Click for full size images.

Marsh's experience also represents something of a rarity in the gaming industry -- a credible female voice. I asked for Marsh's perspective about the current state of women in the industry and what needs to happen in order for them to gain more prominent roles in game development. Surprisingly, Marsh didn't notice the gender line until later in life. "Until I had my daughter, I never felt I was being treated differently to my male colleagues," Marsh said. "After I became a mother, I did find that it became difficult to put the long hours expected into a traditional studio role, because I needed to get to and from the nursery. I think those long hours are responsible for putting many parents off, and particularly mothers.

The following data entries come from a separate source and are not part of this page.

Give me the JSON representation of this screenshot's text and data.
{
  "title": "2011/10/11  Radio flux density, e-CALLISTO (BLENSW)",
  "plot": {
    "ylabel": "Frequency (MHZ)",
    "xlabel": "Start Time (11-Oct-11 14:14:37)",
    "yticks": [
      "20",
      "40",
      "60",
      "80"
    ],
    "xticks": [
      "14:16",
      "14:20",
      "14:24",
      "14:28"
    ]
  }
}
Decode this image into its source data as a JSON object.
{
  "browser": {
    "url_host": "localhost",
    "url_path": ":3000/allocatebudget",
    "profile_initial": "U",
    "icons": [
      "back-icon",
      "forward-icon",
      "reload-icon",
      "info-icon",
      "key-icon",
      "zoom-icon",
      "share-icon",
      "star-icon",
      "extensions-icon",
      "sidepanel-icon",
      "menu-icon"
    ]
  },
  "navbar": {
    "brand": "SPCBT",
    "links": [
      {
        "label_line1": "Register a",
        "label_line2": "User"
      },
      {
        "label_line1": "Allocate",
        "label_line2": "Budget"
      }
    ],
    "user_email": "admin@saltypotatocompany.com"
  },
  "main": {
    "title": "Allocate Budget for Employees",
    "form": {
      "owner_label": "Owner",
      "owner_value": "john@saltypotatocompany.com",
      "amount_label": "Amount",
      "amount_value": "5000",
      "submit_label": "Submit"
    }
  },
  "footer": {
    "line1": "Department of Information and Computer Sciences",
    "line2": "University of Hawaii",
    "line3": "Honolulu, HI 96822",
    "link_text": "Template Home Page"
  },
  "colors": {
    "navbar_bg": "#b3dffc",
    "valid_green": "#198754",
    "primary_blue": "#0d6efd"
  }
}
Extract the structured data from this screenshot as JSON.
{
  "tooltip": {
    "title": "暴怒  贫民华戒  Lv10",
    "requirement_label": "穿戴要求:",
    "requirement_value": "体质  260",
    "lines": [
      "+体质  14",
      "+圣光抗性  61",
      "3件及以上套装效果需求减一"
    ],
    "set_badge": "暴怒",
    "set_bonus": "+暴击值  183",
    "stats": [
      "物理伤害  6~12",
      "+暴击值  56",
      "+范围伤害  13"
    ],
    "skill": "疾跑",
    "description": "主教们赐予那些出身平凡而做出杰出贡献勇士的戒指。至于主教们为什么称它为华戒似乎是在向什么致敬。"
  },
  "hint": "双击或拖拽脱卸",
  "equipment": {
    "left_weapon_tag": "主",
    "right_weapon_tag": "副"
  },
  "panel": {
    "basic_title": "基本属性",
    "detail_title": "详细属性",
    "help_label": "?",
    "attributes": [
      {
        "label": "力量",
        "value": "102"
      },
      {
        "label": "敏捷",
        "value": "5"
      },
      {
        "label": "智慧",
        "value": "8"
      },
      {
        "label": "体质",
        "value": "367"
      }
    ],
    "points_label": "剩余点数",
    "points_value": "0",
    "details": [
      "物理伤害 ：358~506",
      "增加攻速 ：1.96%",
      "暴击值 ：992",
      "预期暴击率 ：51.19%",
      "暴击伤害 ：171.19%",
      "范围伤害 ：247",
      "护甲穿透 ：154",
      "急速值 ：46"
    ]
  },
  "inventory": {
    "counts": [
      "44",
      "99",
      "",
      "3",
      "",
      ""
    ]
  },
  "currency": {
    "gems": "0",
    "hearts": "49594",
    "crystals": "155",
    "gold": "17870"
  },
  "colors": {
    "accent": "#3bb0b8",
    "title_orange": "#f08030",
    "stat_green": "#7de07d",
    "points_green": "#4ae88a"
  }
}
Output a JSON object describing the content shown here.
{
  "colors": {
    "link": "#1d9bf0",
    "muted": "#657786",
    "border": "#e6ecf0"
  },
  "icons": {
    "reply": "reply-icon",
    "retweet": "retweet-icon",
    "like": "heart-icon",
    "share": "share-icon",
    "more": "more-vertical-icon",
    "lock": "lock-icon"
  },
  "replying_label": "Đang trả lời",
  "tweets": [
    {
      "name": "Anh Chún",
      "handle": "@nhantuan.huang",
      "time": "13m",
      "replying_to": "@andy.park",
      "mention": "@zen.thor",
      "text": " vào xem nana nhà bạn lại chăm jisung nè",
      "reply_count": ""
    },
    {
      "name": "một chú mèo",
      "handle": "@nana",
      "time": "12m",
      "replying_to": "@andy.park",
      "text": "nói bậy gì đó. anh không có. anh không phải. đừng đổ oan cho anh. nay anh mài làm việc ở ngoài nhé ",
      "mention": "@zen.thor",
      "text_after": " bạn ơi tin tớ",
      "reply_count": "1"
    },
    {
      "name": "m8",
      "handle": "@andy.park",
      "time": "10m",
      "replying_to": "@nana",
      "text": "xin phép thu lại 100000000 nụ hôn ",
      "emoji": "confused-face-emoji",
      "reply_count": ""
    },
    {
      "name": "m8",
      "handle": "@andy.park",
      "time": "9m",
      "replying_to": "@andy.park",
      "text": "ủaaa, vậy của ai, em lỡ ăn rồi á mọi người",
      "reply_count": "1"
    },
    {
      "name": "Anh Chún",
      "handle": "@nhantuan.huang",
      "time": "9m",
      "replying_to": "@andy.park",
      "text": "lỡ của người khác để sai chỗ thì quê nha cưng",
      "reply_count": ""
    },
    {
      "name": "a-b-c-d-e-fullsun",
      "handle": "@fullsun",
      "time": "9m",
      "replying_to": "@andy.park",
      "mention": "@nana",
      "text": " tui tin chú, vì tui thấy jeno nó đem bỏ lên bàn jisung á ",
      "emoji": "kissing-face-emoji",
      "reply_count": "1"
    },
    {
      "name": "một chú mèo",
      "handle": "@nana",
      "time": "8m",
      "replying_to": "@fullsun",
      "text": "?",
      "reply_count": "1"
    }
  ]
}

There's an attitude that you must be seen, to be sitting at your desk, to be working 8+ hours a day to make games effectively, but that's not true. If you work efficiently, you don't need to work like that, but many teams are not organized or managed effectively enough. It was, in fact, one of our main objectives when starting up Lady Shotgun -- to work efficiently so we could work flexible hours from home." With that said, Marsh addresses major publishers and developers and many stereotypical views of women in games. "The industry itself tends to be very friendly," she added, "but I do feel traditional 'core' game companies could do more to make female players feel more comfortable and want to get into development. Lots of women enjoy playing games, but it's easy to see how many are put off before they've had a chance to become 'gamers' โ€“- stupid bimbo female characters and Booth Babes at expos. I know it's meant to be harmless, but it does have a negative effect. And the abuse that women (and other minorities) who play online are often subjected to is disgusting. Surely, any company hosting online servers should be doing their level best to moderate hate chat in online games." Lady Shotgun's first game, Buddha Finger, is targeting iOS devices later in October.